Some authors support that regionalism among underdeveloped countries will tend to cause divergence of their income levels, and regional integration among rich countries will tend to cause convergence. This paper tests this convergence hypothesis in CEMAC between 1990-2002. Our findings lend support to the “convergence club” defined according to policy choices rather than initial levels of human capital. They show that unilateral and preferential suppression of tariff and non-tariff barriers favor the convergence of per capita incomes and reduce the dispersion of real per capita income levels of partners in the sub-region. These results make the idea of convergence club based on the initial levels of productive technology and GDP per capita relative.

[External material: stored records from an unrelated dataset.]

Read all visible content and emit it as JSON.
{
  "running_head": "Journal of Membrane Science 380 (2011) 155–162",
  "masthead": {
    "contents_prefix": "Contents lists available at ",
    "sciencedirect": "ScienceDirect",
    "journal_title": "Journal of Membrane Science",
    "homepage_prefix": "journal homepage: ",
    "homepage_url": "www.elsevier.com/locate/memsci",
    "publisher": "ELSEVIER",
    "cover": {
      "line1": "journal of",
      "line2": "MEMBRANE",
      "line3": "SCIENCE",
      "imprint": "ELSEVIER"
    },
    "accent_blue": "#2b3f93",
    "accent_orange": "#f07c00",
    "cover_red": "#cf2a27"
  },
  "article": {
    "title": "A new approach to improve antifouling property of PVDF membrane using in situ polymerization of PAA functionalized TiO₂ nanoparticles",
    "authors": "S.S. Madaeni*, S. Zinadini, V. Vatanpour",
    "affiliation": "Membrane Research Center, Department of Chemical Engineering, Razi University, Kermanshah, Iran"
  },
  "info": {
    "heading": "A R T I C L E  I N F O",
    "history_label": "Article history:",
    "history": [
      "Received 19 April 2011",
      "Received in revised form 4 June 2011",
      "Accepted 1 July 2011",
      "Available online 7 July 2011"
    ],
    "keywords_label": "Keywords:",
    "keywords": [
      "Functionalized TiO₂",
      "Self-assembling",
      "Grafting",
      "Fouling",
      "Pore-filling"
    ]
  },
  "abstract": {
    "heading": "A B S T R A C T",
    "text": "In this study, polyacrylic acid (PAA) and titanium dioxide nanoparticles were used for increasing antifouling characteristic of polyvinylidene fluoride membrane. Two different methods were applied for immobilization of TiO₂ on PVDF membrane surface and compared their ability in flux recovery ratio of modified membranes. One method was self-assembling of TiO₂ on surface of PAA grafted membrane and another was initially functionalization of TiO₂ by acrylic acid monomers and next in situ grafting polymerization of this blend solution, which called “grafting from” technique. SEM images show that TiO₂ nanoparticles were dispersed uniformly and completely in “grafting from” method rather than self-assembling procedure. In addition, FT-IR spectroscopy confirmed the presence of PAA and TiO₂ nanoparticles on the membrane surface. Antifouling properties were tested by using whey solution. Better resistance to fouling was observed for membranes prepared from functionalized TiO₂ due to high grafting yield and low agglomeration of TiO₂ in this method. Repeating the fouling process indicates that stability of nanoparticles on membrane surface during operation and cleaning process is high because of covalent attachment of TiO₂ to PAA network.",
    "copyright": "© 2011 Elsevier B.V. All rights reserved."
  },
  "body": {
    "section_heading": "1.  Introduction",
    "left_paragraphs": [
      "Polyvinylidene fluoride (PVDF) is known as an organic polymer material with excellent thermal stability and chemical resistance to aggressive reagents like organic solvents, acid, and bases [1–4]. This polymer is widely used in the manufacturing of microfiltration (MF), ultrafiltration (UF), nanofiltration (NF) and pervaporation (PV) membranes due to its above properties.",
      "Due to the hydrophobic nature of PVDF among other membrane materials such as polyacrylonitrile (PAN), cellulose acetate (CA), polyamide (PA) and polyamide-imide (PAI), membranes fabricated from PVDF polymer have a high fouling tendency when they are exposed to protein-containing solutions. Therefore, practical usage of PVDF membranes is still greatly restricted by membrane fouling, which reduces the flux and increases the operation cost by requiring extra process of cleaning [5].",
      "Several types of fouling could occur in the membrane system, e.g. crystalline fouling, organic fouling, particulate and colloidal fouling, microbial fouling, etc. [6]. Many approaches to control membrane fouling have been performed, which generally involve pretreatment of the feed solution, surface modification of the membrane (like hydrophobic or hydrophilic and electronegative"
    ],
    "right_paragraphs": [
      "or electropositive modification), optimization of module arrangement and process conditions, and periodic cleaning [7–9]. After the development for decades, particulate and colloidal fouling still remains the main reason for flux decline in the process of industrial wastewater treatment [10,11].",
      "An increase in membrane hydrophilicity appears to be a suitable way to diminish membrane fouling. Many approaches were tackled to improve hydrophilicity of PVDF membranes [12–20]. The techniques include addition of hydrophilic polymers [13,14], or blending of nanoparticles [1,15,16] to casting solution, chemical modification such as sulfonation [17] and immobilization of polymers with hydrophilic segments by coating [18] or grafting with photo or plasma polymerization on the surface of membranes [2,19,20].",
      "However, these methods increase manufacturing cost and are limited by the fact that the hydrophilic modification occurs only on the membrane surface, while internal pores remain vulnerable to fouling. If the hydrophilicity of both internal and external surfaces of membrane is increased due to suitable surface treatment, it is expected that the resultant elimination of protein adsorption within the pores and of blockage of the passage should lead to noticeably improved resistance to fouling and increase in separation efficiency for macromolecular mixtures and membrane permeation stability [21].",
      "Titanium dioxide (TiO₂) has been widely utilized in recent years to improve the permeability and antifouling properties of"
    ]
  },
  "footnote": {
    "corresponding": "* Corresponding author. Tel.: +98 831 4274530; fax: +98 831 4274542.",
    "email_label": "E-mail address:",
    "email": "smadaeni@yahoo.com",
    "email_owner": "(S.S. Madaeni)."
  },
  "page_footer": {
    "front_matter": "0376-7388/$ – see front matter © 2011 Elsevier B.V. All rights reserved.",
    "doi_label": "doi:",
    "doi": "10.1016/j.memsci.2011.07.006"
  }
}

Trade Reforms, Regional Integration, Convergence, Central Africa
How to Cite
Gbetnkom, D., (2006) “A PANEL ASSESSMENT OF REAL COVERGENCE IN CEMAC”, American Review of Political Economy 4(1). doi: https://doi.org/10.38024/arpe.94